**Collection entries**
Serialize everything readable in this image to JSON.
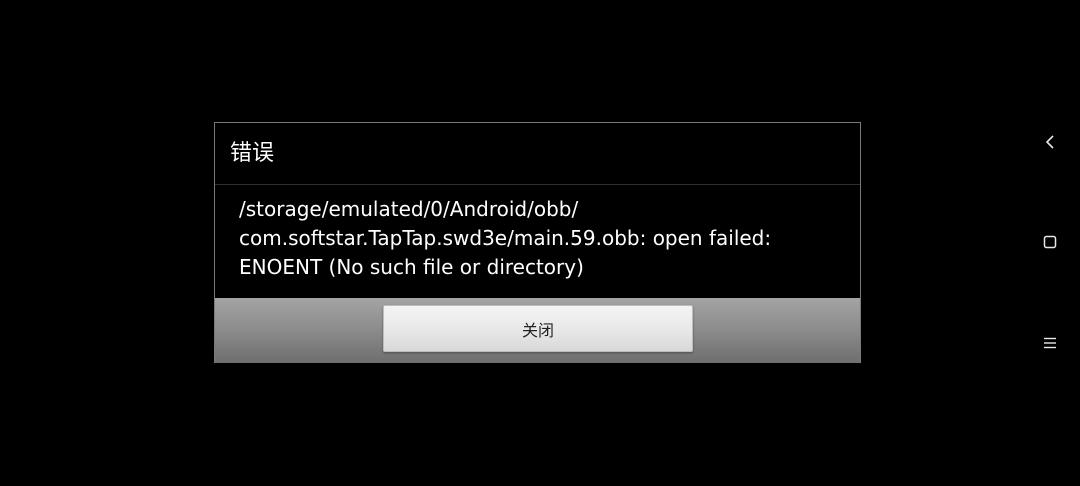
{
  "background_ghost": {
    "title": "错误"
  },
  "dialog": {
    "title": "错误",
    "message": "/storage/emulated/0/Android/obb/\ncom.softstar.TapTap.swd3e/main.59.obb: open failed:\nENOENT (No such file or directory)",
    "close_label": "关闭"
  },
  "navigation": {
    "back_icon": "back-icon",
    "home_icon": "home-icon",
    "menu_icon": "menu-icon"
  },
  "colors": {
    "background": "#000000",
    "dialog_border": "#7a7a7a",
    "text": "#ffffff",
    "footer": "#8e8e8e",
    "button": "#e6e6e6"
  }
}
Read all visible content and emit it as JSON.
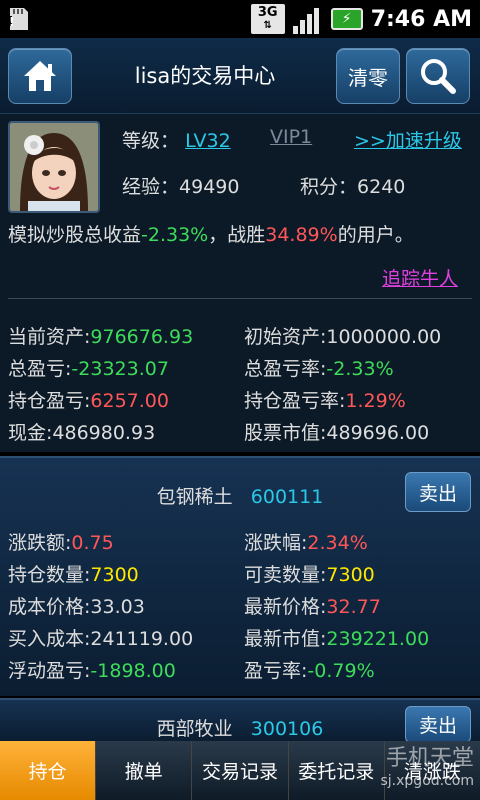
{
  "status": {
    "network": "3G",
    "time": "7:46 AM"
  },
  "header": {
    "title": "lisa的交易中心",
    "clear_label": "清零"
  },
  "profile": {
    "level_label": "等级：",
    "level": "LV32",
    "vip": "VIP1",
    "upgrade": ">>加速升级",
    "exp_label": "经验：",
    "exp": "49490",
    "points_label": "积分：",
    "points": "6240",
    "summary_pre": "模拟炒股总收益",
    "summary_return": "-2.33%",
    "summary_mid": "，战胜",
    "summary_pct": "34.89%",
    "summary_post": "的用户。",
    "track": "追踪牛人"
  },
  "assets": {
    "current_label": "当前资产:",
    "current": "976676.93",
    "initial_label": "初始资产:",
    "initial": "1000000.00",
    "pnl_label": "总盈亏:",
    "pnl": "-23323.07",
    "pnl_rate_label": "总盈亏率:",
    "pnl_rate": "-2.33%",
    "pos_pnl_label": "持仓盈亏:",
    "pos_pnl": "6257.00",
    "pos_pnl_rate_label": "持仓盈亏率:",
    "pos_pnl_rate": "1.29%",
    "cash_label": "现金:",
    "cash": "486980.93",
    "mkt_label": "股票市值:",
    "mkt": "489696.00"
  },
  "stocks": [
    {
      "name": "包钢稀土",
      "code": "600111",
      "sell": "卖出",
      "chg_label": "涨跌额:",
      "chg": "0.75",
      "chg_pct_label": "涨跌幅:",
      "chg_pct": "2.34%",
      "qty_label": "持仓数量:",
      "qty": "7300",
      "sellable_label": "可卖数量:",
      "sellable": "7300",
      "cost_label": "成本价格:",
      "cost": "33.03",
      "latest_label": "最新价格:",
      "latest": "32.77",
      "buy_cost_label": "买入成本:",
      "buy_cost": "241119.00",
      "latest_mv_label": "最新市值:",
      "latest_mv": "239221.00",
      "float_label": "浮动盈亏:",
      "float": "-1898.00",
      "rate_label": "盈亏率:",
      "rate": "-0.79%"
    },
    {
      "name": "西部牧业",
      "code": "300106",
      "sell": "卖出"
    }
  ],
  "tabs": [
    "持仓",
    "撤单",
    "交易记录",
    "委托记录",
    "清涨跌"
  ],
  "watermark": {
    "line1": "手机天堂",
    "line2": "sj.xpgod.com"
  }
}
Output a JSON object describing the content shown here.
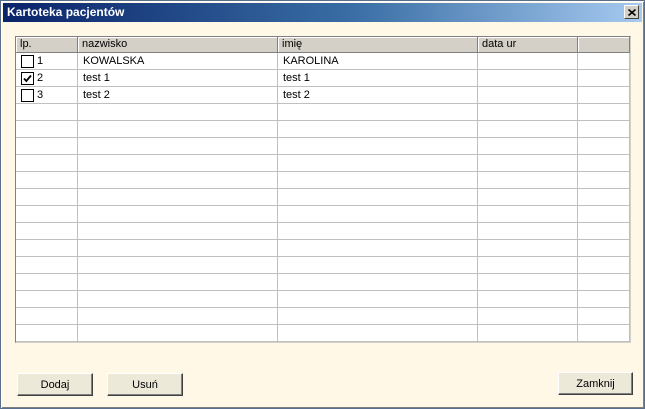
{
  "window": {
    "title": "Kartoteka pacjentów"
  },
  "table": {
    "columns": [
      "lp.",
      "nazwisko",
      "imię",
      "data ur",
      ""
    ],
    "rows": [
      {
        "checked": false,
        "lp": "1",
        "nazwisko": "KOWALSKA",
        "imie": "KAROLINA",
        "data_ur": ""
      },
      {
        "checked": true,
        "lp": "2",
        "nazwisko": "test 1",
        "imie": "test 1",
        "data_ur": ""
      },
      {
        "checked": false,
        "lp": "3",
        "nazwisko": "test 2",
        "imie": "test 2",
        "data_ur": ""
      }
    ],
    "empty_rows": 14
  },
  "buttons": {
    "add": "Dodaj",
    "remove": "Usuń",
    "close": "Zamknij"
  },
  "icons": {
    "close": "close-icon",
    "checkbox_checked": "checkmark-icon"
  }
}
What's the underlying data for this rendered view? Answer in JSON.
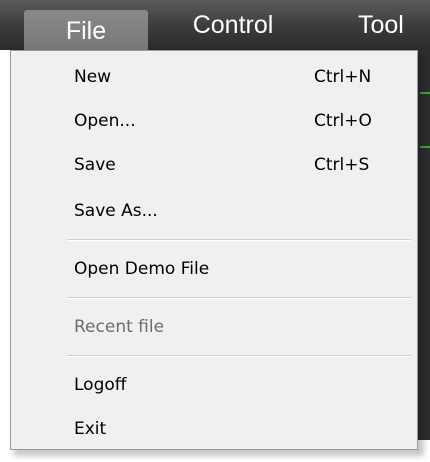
{
  "menubar": {
    "file_label": "File",
    "control_label": "Control",
    "tool_label": "Tool"
  },
  "file_menu": {
    "items": [
      {
        "label": "New",
        "shortcut": "Ctrl+N",
        "enabled": true
      },
      {
        "label": "Open...",
        "shortcut": "Ctrl+O",
        "enabled": true
      },
      {
        "label": "Save",
        "shortcut": "Ctrl+S",
        "enabled": true
      },
      {
        "label": "Save As...",
        "shortcut": "",
        "enabled": true
      },
      {
        "label": "Open Demo File",
        "shortcut": "",
        "enabled": true
      },
      {
        "label": "Recent file",
        "shortcut": "",
        "enabled": false
      },
      {
        "label": "Logoff",
        "shortcut": "",
        "enabled": true
      },
      {
        "label": "Exit",
        "shortcut": "",
        "enabled": true
      }
    ]
  },
  "colors": {
    "menubar_bg": "#3b3b3b",
    "menubar_active": "#7f7f7f",
    "menu_bg": "#f0f0f0",
    "disabled_text": "#6d6d6d",
    "accent_green": "#3ca63c"
  }
}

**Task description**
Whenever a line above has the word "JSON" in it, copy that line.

**The completed task**
Serialize everything readable in this image to JSON.
Read all visible content and emit it as JSON.
Output a JSON object describing the content shown here.
What's the underlying data for this rendered view? Answer in JSON.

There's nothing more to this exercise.